++++ Input records ++++

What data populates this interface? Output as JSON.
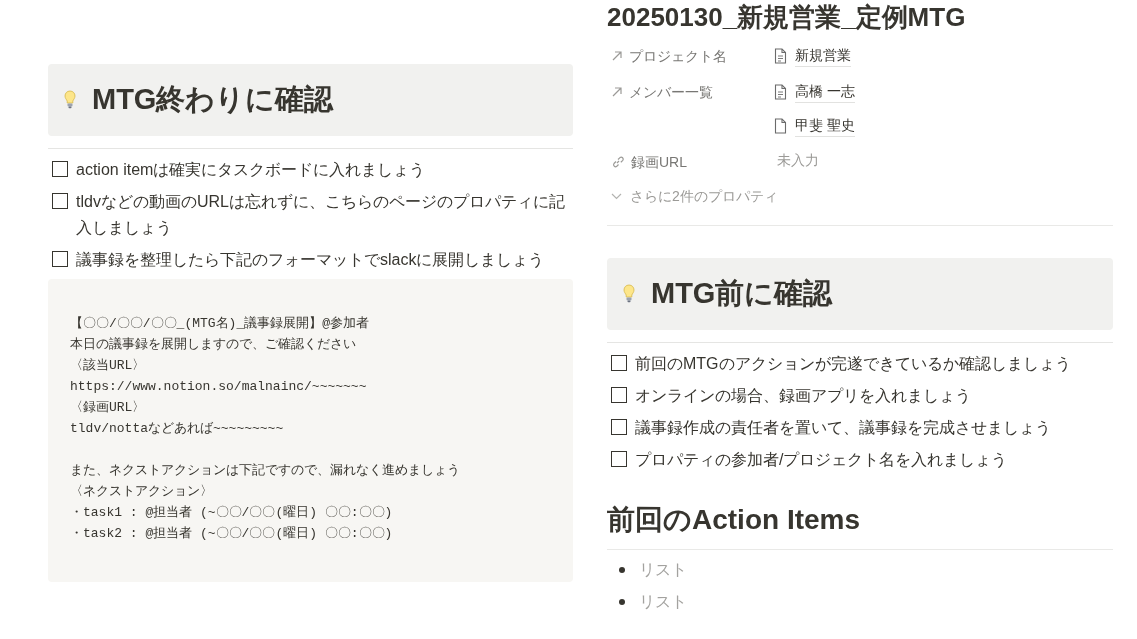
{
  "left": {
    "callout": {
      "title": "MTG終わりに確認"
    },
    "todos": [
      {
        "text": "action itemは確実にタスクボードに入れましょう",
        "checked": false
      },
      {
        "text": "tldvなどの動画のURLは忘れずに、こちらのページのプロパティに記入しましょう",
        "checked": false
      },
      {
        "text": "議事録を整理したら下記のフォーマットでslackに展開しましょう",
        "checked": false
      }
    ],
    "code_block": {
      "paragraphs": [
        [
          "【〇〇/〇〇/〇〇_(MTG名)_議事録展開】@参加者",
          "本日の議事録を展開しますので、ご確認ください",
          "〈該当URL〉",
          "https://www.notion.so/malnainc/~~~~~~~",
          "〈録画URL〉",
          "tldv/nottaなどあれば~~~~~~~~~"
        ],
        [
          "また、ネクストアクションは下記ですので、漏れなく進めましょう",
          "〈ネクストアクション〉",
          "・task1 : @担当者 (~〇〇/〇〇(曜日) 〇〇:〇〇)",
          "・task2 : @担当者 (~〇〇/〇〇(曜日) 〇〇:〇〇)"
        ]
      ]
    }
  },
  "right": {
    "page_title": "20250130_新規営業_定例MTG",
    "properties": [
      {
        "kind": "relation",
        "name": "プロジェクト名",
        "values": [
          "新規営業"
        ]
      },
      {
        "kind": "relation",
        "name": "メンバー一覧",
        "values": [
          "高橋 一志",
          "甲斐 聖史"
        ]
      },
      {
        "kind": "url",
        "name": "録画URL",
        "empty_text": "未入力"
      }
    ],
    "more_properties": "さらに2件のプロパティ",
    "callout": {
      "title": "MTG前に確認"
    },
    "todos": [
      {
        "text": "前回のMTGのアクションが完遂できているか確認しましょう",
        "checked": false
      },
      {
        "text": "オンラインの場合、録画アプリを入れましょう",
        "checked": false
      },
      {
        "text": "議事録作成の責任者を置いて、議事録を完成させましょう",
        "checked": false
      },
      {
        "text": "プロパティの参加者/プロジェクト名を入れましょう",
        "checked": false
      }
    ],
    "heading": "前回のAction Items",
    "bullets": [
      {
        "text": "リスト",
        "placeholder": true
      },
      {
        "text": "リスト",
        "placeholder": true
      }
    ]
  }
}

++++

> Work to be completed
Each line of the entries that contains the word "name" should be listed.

> Solution to this task
        "name": "プロジェクト名",
        "name": "メンバー一覧",
        "name": "録画URL",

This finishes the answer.